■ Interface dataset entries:

▶

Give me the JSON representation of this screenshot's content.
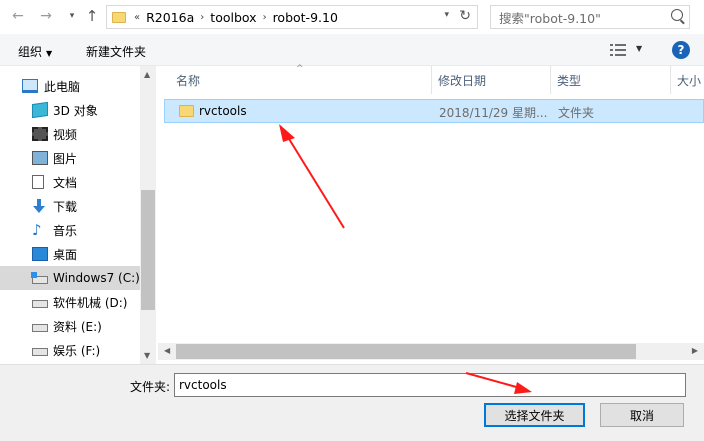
{
  "nav": {
    "back_glyph": "←",
    "forward_glyph": "→",
    "dropdown_glyph": "▾",
    "up_glyph": "↑",
    "overflow": "«",
    "breadcrumbs": [
      "R2016a",
      "toolbox",
      "robot-9.10"
    ],
    "refresh_glyph": "↻"
  },
  "search": {
    "placeholder": "搜索\"robot-9.10\""
  },
  "toolbar": {
    "organize": "组织",
    "new_folder": "新建文件夹",
    "help": "?"
  },
  "sidebar": {
    "items": [
      {
        "label": "此电脑",
        "icon": "monitor-icon"
      },
      {
        "label": "3D 对象",
        "icon": "3d-objects-icon"
      },
      {
        "label": "视频",
        "icon": "video-icon"
      },
      {
        "label": "图片",
        "icon": "picture-icon"
      },
      {
        "label": "文档",
        "icon": "document-icon"
      },
      {
        "label": "下载",
        "icon": "download-icon"
      },
      {
        "label": "音乐",
        "icon": "music-icon"
      },
      {
        "label": "桌面",
        "icon": "desktop-icon"
      },
      {
        "label": "Windows7 (C:)",
        "icon": "windows-drive-icon",
        "selected": true
      },
      {
        "label": "软件机械 (D:)",
        "icon": "drive-icon"
      },
      {
        "label": "资料 (E:)",
        "icon": "drive-icon"
      },
      {
        "label": "娱乐 (F:)",
        "icon": "drive-icon"
      }
    ]
  },
  "columns": {
    "name": "名称",
    "date": "修改日期",
    "type": "类型",
    "size": "大小"
  },
  "files": [
    {
      "name": "rvctools",
      "date": "2018/11/29 星期...",
      "type": "文件夹",
      "icon": "folder-icon"
    }
  ],
  "footer": {
    "filename_label": "文件夹:",
    "filename_value": "rvctools",
    "ok": "选择文件夹",
    "cancel": "取消"
  },
  "colors": {
    "selection_bg": "#cce8ff",
    "selection_border": "#99d1ff",
    "annotation_arrow": "#ff1a1a",
    "accent": "#0078d7"
  }
}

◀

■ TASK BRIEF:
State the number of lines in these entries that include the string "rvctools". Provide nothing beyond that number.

■ RESULT OF THE TASK:
2